an honor to be an artist at this time.
He talked about the imagination, and its power.
Things could be different, if we could imagine them so.
I can't remember his exact words and I'm wanting
to hear more powerful words than the ones
I've been hearing on the street, on the radio, in the classroom.
I turn on the TV, flip past tanks, smoke, sand, helmets,
and balding, gray-haired men with mouths moving.
I blink at maps with no words; with dots, and
magic lines that multiply to show routes
from one place to another. I can't imagine those places.
I can't imagine those places because of my ignorance.
I've never been to the part of the world
someone lazily named "The Middle East,"
and I live in a land where many believe
it's not important for me to ever imagine anything;
a place where far too many people have forgotten
that they have an imagination.
I can feel how far away I am from things that
might be important for me to remember.
This frustrates me and makes me look for poetry;
sends me off to write instead of dust,
worry, or stand still in the muck.
Instead of thinking about whether any of us
have a future as coral reefs die, ancestors' graves
are pushed to the surface, the polar ice cap melts,
and yet another country is leveled through war;
I wonder how we stay human.
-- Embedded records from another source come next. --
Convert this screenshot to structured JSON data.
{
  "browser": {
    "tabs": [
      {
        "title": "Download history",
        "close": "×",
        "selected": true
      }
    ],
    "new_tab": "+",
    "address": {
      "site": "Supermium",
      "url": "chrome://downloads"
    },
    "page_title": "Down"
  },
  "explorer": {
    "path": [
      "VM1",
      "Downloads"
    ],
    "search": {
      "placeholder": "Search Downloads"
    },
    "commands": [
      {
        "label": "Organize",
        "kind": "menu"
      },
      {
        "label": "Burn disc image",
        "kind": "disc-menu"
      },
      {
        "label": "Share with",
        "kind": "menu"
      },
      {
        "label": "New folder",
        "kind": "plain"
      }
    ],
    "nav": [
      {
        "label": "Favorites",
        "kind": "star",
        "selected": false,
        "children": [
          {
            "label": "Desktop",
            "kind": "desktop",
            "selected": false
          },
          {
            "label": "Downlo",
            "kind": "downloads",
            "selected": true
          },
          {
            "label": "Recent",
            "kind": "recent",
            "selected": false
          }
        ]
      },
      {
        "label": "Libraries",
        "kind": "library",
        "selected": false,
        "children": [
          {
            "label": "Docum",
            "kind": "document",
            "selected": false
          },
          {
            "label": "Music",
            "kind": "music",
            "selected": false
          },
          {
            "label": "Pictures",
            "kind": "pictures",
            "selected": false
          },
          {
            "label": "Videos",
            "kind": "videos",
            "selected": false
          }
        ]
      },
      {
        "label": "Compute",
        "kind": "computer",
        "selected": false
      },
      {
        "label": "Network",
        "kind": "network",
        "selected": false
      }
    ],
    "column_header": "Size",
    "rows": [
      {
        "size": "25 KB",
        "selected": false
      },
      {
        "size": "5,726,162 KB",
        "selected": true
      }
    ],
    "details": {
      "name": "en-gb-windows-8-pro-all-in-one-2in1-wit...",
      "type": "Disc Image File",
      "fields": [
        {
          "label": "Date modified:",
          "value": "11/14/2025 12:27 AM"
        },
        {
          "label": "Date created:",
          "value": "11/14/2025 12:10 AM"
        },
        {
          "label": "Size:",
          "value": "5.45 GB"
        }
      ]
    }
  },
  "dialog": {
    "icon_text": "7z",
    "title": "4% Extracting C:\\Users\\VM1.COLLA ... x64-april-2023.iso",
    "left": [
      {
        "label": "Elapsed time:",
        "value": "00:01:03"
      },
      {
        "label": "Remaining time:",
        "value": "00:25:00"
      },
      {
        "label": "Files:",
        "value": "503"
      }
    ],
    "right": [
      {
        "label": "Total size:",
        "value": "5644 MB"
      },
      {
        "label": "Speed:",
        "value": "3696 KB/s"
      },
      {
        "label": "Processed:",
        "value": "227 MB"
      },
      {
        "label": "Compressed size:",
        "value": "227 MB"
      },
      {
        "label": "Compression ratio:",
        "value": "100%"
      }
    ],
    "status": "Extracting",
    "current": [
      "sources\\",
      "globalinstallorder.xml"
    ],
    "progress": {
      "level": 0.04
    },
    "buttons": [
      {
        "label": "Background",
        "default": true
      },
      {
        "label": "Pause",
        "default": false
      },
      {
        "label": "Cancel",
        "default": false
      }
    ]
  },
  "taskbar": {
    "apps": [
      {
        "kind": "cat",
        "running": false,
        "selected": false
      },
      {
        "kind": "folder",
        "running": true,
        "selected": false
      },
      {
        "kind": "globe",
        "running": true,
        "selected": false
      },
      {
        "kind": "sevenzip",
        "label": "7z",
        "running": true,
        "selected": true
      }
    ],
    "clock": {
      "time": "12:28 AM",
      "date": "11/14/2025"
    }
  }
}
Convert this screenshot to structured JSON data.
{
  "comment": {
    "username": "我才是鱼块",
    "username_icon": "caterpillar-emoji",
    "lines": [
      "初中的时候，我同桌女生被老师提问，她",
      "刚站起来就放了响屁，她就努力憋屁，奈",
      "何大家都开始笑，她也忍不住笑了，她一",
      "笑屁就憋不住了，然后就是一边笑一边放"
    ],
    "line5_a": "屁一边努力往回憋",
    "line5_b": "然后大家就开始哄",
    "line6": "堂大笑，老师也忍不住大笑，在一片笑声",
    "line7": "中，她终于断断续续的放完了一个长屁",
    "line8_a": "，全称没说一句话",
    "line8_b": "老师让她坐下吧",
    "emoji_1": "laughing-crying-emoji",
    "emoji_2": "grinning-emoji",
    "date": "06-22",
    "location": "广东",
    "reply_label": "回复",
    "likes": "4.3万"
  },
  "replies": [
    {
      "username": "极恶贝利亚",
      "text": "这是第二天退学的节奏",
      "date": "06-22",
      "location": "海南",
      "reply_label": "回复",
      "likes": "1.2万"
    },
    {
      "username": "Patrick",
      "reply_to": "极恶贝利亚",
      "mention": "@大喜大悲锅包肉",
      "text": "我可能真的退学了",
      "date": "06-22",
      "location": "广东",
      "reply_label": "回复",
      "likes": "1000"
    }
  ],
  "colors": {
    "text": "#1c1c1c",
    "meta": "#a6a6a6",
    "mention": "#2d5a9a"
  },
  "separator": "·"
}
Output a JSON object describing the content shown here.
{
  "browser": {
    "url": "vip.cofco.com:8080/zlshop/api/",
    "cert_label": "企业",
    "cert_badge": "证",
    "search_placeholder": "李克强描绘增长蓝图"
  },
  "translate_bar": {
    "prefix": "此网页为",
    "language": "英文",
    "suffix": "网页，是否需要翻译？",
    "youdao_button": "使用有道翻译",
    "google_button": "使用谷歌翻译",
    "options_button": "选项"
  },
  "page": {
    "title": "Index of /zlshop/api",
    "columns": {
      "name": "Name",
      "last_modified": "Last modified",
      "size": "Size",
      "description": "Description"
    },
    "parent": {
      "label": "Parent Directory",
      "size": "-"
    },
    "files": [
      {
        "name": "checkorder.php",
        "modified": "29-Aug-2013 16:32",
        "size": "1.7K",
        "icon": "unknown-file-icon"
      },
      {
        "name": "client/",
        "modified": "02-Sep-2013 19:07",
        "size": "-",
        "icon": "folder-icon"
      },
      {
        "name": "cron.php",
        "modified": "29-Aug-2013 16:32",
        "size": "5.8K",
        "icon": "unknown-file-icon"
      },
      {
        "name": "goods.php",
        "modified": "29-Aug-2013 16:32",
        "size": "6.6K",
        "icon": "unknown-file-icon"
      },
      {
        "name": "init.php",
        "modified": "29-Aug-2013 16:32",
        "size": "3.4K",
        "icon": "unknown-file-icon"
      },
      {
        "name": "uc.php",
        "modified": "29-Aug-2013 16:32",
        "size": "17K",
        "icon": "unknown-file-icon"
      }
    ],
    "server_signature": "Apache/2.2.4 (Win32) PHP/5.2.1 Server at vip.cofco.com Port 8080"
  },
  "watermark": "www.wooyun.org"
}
Aren't we all diminished every time homes, governments,
land, and monetary systems are thrown into upheaval?
Are our drums, songs, poems, dances, rituals, prayers,
dreams, wishes, and stories losing their power?
Maybe what I'm really asking is: will
enough of us turn from hollow words
and images to something that will sustain us?
Maybe what I really want to know is whether
dancing, writing, and singing words will sustain me.
Causes Joyce Young Supports
VONA Voices of Our Nations Arts Foundation, Hedgebrook, Vermont Studio Center, California Poets in the Schools, La Pena Cultural Center